“He’s truly been a blessing to us because he has taught us so much. There are a lot of things that we took for granted.”
Craig resident Steve Mudge on his son, Kelton, who recently graduated from Horizons Specialized Services’ Early Intervention program for developmentally disabled children.
December is an important month for Moffat County families who rely on Horizons Specialized Services. Read more...
At first blush, Kelton Mudge appears to be just like any other 3-year-old boy.
He’s quick with a smile, loves to laugh and sing, and can invent new games on a whim, like “zipper coat” — zipping and unzipping someone’s jacket to hear the funny noise it makes.
But, there was a time when Kelton’s parents, Megan and Steve, worried whether their son would be able to lead a normal life.
“When he was born, they told us he wouldn’t be able to walk or talk or do anything on his own,” Megan said. “That he’d live in a vegetative state.”
Kelton contracted hydrocephalus while still in the womb, which caused a grade three interventricular hemorrhage to the brain. He underwent two brain surgeries before he was a month old.
Kelton was also diagnosed with optic nerve atrophy at birth and lost the majority of his eyesight.
Rather than accept Kelton’s preliminary diagnosis, Megan and Steve enrolled their son in Horizons Specialized Services’ Early Intervention program for newborns to 3-year-olds.

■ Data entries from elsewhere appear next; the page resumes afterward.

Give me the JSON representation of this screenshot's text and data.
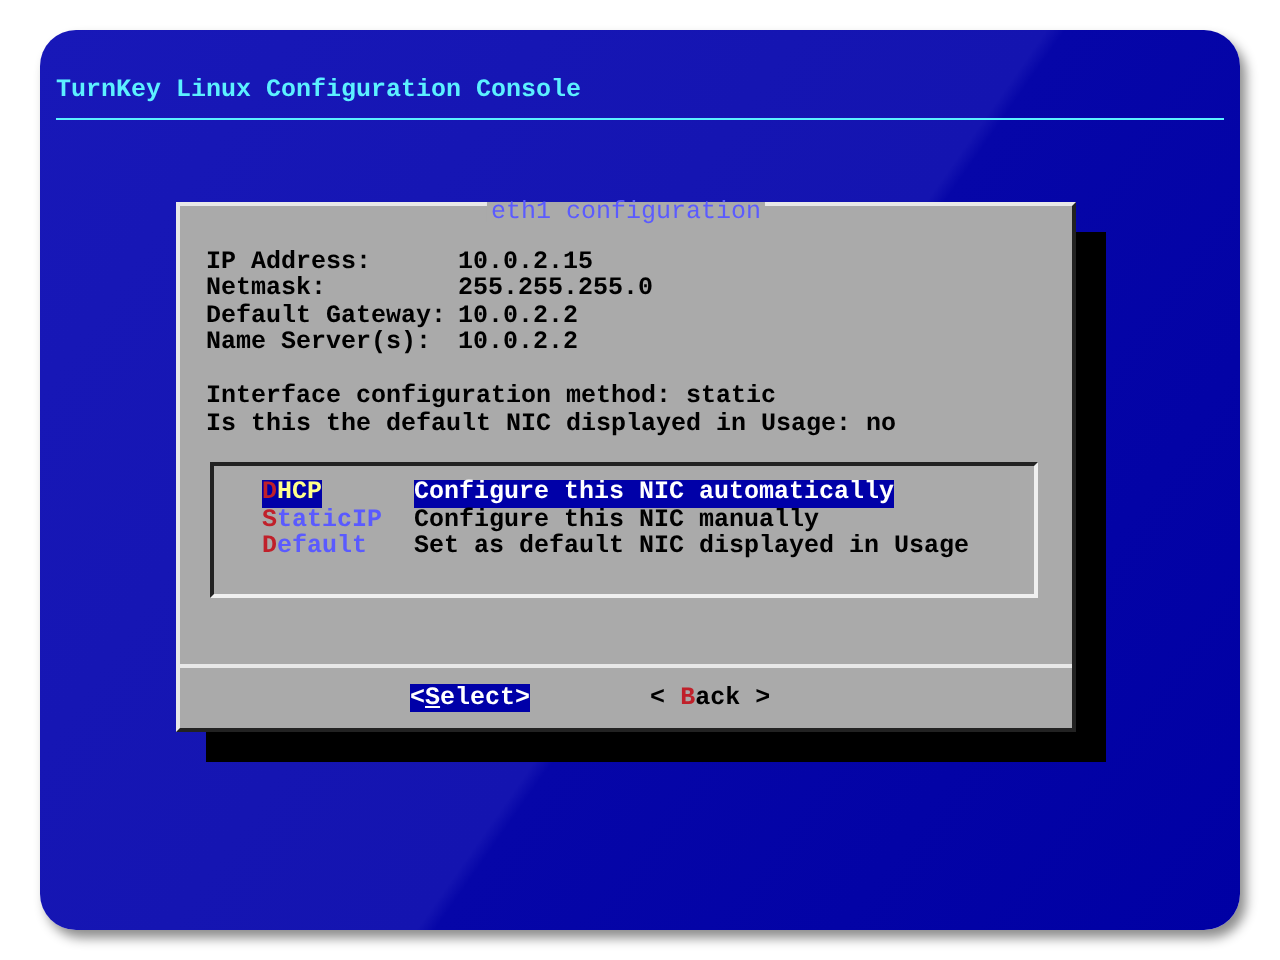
{
  "console_title": "TurnKey Linux Configuration Console",
  "dialog": {
    "title": "eth1 configuration",
    "fields": [
      {
        "label": "IP Address:",
        "value": "10.0.2.15"
      },
      {
        "label": "Netmask:",
        "value": "255.255.255.0"
      },
      {
        "label": "Default Gateway:",
        "value": "10.0.2.2"
      },
      {
        "label": "Name Server(s):",
        "value": "10.0.2.2"
      }
    ],
    "notes": [
      "Interface configuration method: static",
      "Is this the default NIC displayed in Usage: no"
    ],
    "menu": [
      {
        "tag": "DHCP",
        "description": "Configure this NIC automatically",
        "selected": true
      },
      {
        "tag": "StaticIP",
        "description": "Configure this NIC manually",
        "selected": false
      },
      {
        "tag": "Default",
        "description": "Set as default NIC displayed in Usage",
        "selected": false
      }
    ],
    "buttons": [
      {
        "label": "<Select>",
        "selected": true
      },
      {
        "label": "< Back >",
        "selected": false
      }
    ]
  }
}
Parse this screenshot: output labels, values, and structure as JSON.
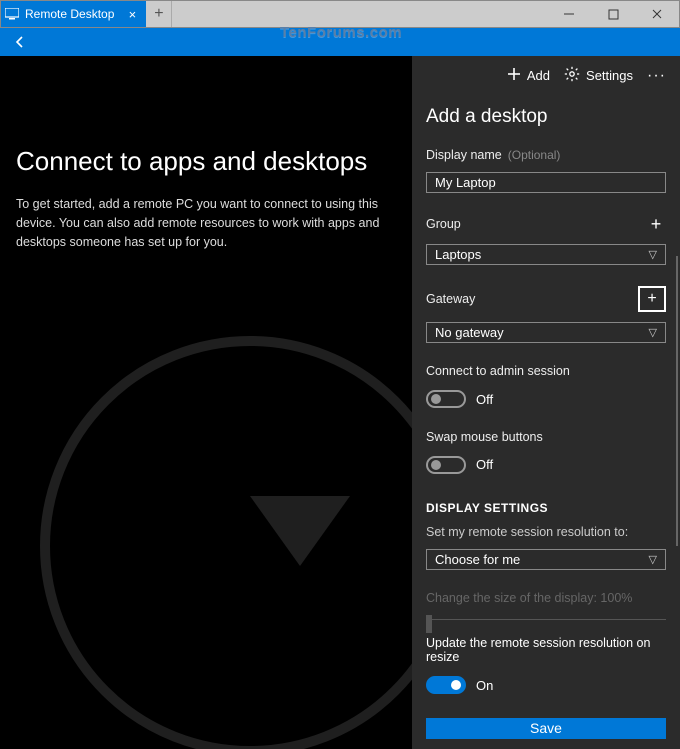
{
  "window": {
    "tab_title": "Remote Desktop",
    "watermark": "TenForums.com"
  },
  "toolbar": {
    "add_label": "Add",
    "settings_label": "Settings"
  },
  "main": {
    "heading": "Connect to apps and desktops",
    "body": "To get started, add a remote PC you want to connect to using this device. You can also add remote resources to work with apps and desktops someone has set up for you."
  },
  "panel": {
    "title": "Add a desktop",
    "display_name_label": "Display name",
    "optional_label": "(Optional)",
    "display_name_value": "My Laptop",
    "group_label": "Group",
    "group_value": "Laptops",
    "gateway_label": "Gateway",
    "gateway_value": "No gateway",
    "admin_label": "Connect to admin session",
    "admin_state": "Off",
    "swap_label": "Swap mouse buttons",
    "swap_state": "Off",
    "display_section": "DISPLAY SETTINGS",
    "resolution_label": "Set my remote session resolution to:",
    "resolution_value": "Choose for me",
    "scale_label": "Change the size of the display: 100%",
    "update_label": "Update the remote session resolution on resize",
    "update_state": "On",
    "save_label": "Save"
  }
}
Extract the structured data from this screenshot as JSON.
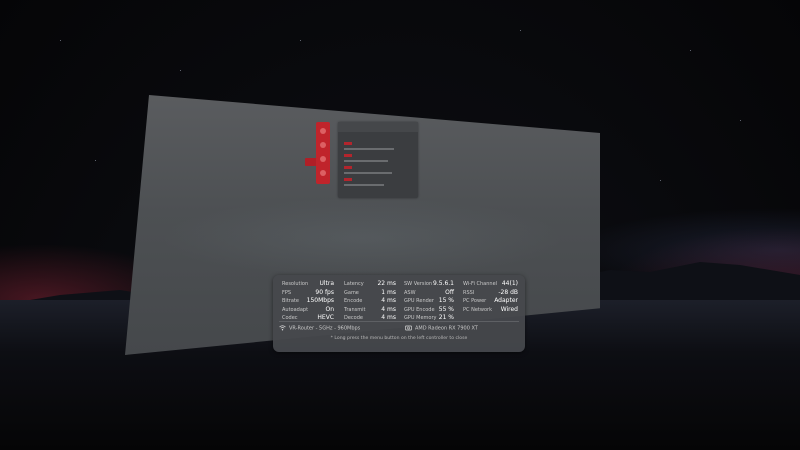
{
  "overlay": {
    "col1": [
      {
        "label": "Resolution",
        "value": "Ultra"
      },
      {
        "label": "FPS",
        "value": "90 fps"
      },
      {
        "label": "Bitrate",
        "value": "150Mbps"
      },
      {
        "label": "Autoadapt",
        "value": "On"
      },
      {
        "label": "Codec",
        "value": "HEVC"
      }
    ],
    "col2": [
      {
        "label": "Latency",
        "value": "22 ms"
      },
      {
        "label": "Game",
        "value": "1 ms"
      },
      {
        "label": "Encode",
        "value": "4 ms"
      },
      {
        "label": "Transmit",
        "value": "4 ms"
      },
      {
        "label": "Decode",
        "value": "4 ms"
      }
    ],
    "col3": [
      {
        "label": "SW Version",
        "value": "9.5.6.1"
      },
      {
        "label": "ASW",
        "value": "Off"
      },
      {
        "label": "GPU Render",
        "value": "15 %"
      },
      {
        "label": "GPU Encode",
        "value": "55 %"
      },
      {
        "label": "GPU Memory",
        "value": "21 %"
      }
    ],
    "col4": [
      {
        "label": "Wi-Fi Channel",
        "value": "44(1)"
      },
      {
        "label": "RSSI",
        "value": "-28 dB"
      },
      {
        "label": "PC Power",
        "value": "Adapter"
      },
      {
        "label": "PC Network",
        "value": "Wired"
      }
    ],
    "wifi": "VR-Router - 5GHz - 960Mbps",
    "gpu": "AMD Radeon RX 7900 XT",
    "hint": "* Long press the menu button on the left controller to close"
  },
  "icons": {
    "wifi": "wifi-icon",
    "gpu": "gpu-icon"
  },
  "colors": {
    "accent": "#c0242b",
    "overlay_bg": "#46484c"
  }
}
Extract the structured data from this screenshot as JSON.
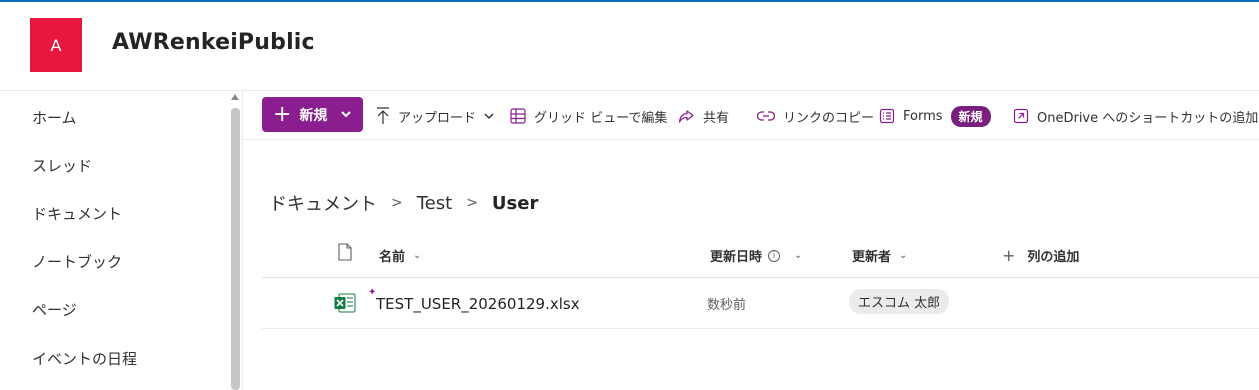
{
  "site": {
    "logo_letter": "A",
    "title": "AWRenkeiPublic",
    "logo_color": "#e8173f"
  },
  "sidebar": {
    "items": [
      {
        "label": "ホーム"
      },
      {
        "label": "スレッド"
      },
      {
        "label": "ドキュメント"
      },
      {
        "label": "ノートブック"
      },
      {
        "label": "ページ"
      },
      {
        "label": "イベントの日程"
      }
    ]
  },
  "toolbar": {
    "new_label": "新規",
    "upload_label": "アップロード",
    "grid_edit_label": "グリッド ビューで編集",
    "share_label": "共有",
    "copy_link_label": "リンクのコピー",
    "forms_label": "Forms",
    "forms_badge": "新規",
    "onedrive_label": "OneDrive へのショートカットの追加",
    "accent_color": "#8b1e8e"
  },
  "breadcrumb": {
    "items": [
      "ドキュメント",
      "Test",
      "User"
    ],
    "separator": ">"
  },
  "list": {
    "columns": {
      "name": "名前",
      "modified": "更新日時",
      "modified_by": "更新者",
      "add_column": "列の追加"
    },
    "rows": [
      {
        "name": "TEST_USER_20260129.xlsx",
        "modified": "数秒前",
        "modified_by": "エスコム 太郎",
        "file_icon": "excel-icon"
      }
    ]
  }
}
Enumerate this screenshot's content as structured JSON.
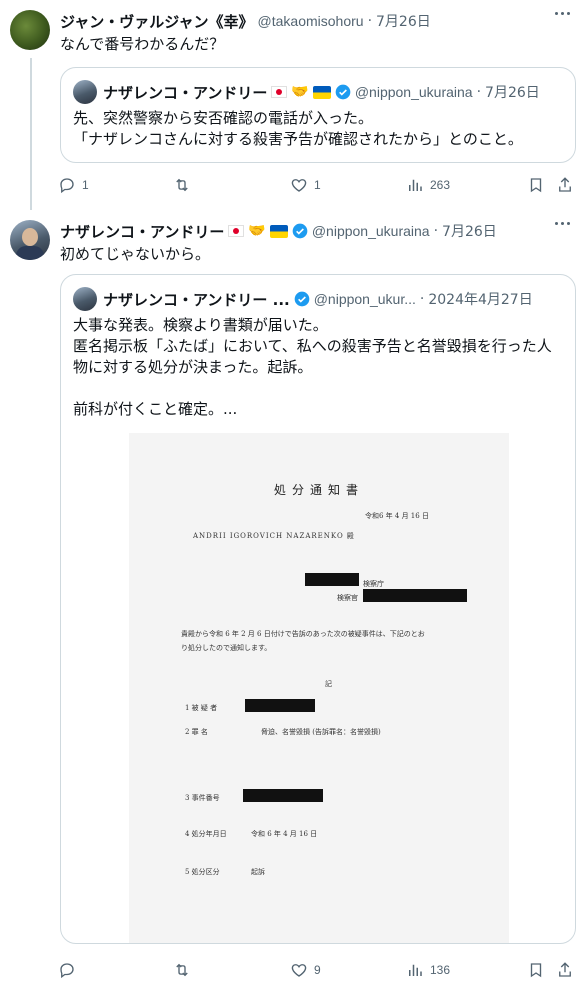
{
  "tweet1": {
    "author_name": "ジャン・ヴァルジャン《幸》",
    "handle": "@takaomisohoru",
    "date": "7月26日",
    "text": "なんで番号わかるんだ？",
    "quote": {
      "author_name": "ナザレンコ・アンドリー",
      "handle": "@nippon_ukuraina",
      "date": "7月26日",
      "text": "先、突然警察から安否確認の電話が入った。\n「ナザレンコさんに対する殺害予告が確認されたから」とのこと。"
    },
    "stats": {
      "replies": "1",
      "retweets": "",
      "likes": "1",
      "views": "263"
    }
  },
  "tweet2": {
    "author_name": "ナザレンコ・アンドリー",
    "handle": "@nippon_ukuraina",
    "date": "7月26日",
    "text": "初めてじゃないから。",
    "quote": {
      "author_name": "ナザレンコ・アンドリー ...",
      "handle": "@nippon_ukur...",
      "date": "2024年4月27日",
      "text": "大事な発表。検察より書類が届いた。\n匿名掲示板「ふたば」において、私への殺害予告と名誉毀損を行った人\n物に対する処分が決まった。起訴。\n\n前科が付くこと確定。..."
    },
    "document": {
      "title": "処分通知書",
      "date_line": "令和6 年 4 月 16 日",
      "addressee": "ANDRII IGOROVICH NAZARENKO 殿",
      "office": "検察庁",
      "officer": "検察官",
      "body": "貴殿から令和 6 年 2 月 6 日付けで告訴のあった次の被疑事件は、下記のとお",
      "body2": "り処分したので通知します。",
      "ki": "記",
      "item1": "1   被 疑 者",
      "item2": "2   罪       名",
      "item2_value": "脅迫、名誉毀損 (告訴罪名：名誉毀損)",
      "item3": "3   事件番号",
      "item4": "4   処分年月日",
      "item4_value": "令和 6 年  4 月 16 日",
      "item5": "5   処分区分",
      "item5_value": "起訴"
    },
    "stats": {
      "replies": "",
      "retweets": "",
      "likes": "9",
      "views": "136"
    }
  },
  "colors": {
    "secondary_text": "#536471",
    "border": "#cfd9de",
    "verified": "#1d9bf0"
  }
}
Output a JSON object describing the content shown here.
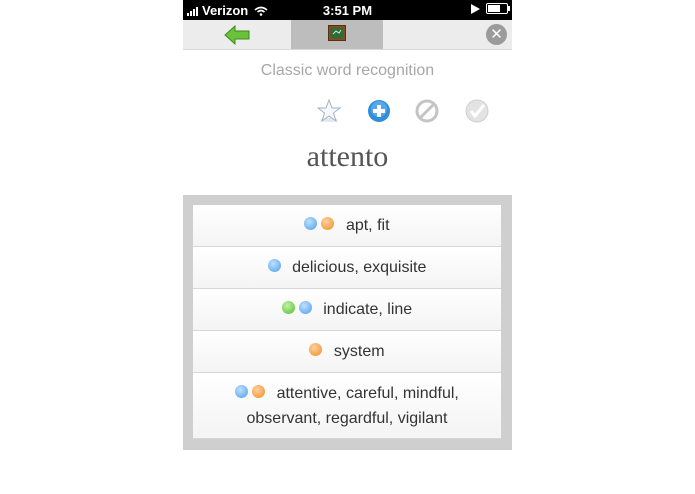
{
  "status_bar": {
    "carrier": "Verizon",
    "time": "3:51 PM"
  },
  "toolbar": {
    "back_icon": "green-arrow-left-icon",
    "center_icon": "chalkboard-icon",
    "close_label": "✕"
  },
  "mode_title": "Classic word recognition",
  "actions": [
    {
      "name": "favorite-star-button",
      "icon": "star-icon"
    },
    {
      "name": "add-button",
      "icon": "plus-circle-icon"
    },
    {
      "name": "block-button",
      "icon": "prohibited-icon"
    },
    {
      "name": "check-button",
      "icon": "checkmark-icon"
    }
  ],
  "word": "attento",
  "choices": [
    {
      "text": "apt, fit",
      "dots": [
        "blue",
        "orange"
      ]
    },
    {
      "text": "delicious, exquisite",
      "dots": [
        "blue"
      ]
    },
    {
      "text": "indicate, line",
      "dots": [
        "green",
        "blue"
      ]
    },
    {
      "text": "system",
      "dots": [
        "orange"
      ]
    },
    {
      "text": "attentive, careful, mindful, observant, regardful, vigilant",
      "dots": [
        "blue",
        "orange"
      ]
    }
  ],
  "colors": {
    "blue": "#4a9de8",
    "orange": "#f08a24",
    "green": "#4bbf2a"
  }
}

The program is designed to help teach children with developmental disabilities basic motor skills such as crawling, walking, climbing stairs and how to communicate.
Occupational therapist Jodi Glaisher began meeting with Kelton once a week from the time he was 4 months old, Steve said.
“Jodi was amazing for us. There were a couple of times when she would just come over and talk,” he said. “It was good to have someone around who understood children and how to work with them.
“Kelton still talks about her. She was very instrumental in his upbringing to this point.”
Steve said Glaisher designed the work she and Kelton needed to do around play or fun activities.
“I like her, she’s my friend,” Kelton said of Glaisher. “We played together.”
Considering Kelton’s initial diagnosis, the progress he’s made in the last three years is a testament to the work done by Horizons’ staffers, the Mudges said.
“He’s truly been a blessing to us because he has taught us so much,” Steve said. “There are a lot of things that we took for granted.”
Megan said Kelton graduated from the Early Intervention program in May. She and her husband continue to celebrate their son’s small victories.
“We’re pretty impressed with him because everything he does is new to him,” Megan said. “He’s just been an inspiration.”
Now that Kelton is out of the program, Steve said the family is focusing on treating Kelton like any other child.
“That’s the biggest thing,” he said. “We don’t want him to be any different. If you want something, you go get it. You don’t ask someone else to get it for you.”
Kelton, his parents said, is embracing his independence.
Horizons Specialized Services is currently in the midst of its annual Little Points of Light fundraiser.
For more information or to make a financial contribution, visit www.horizonsnwc.org, or mail checks to Horizons Specialized Services, P.O. Box 1483, Craig, CO 81625.
Joe Moylan can be reached at 875-1794 or firstname.lastname@example.org.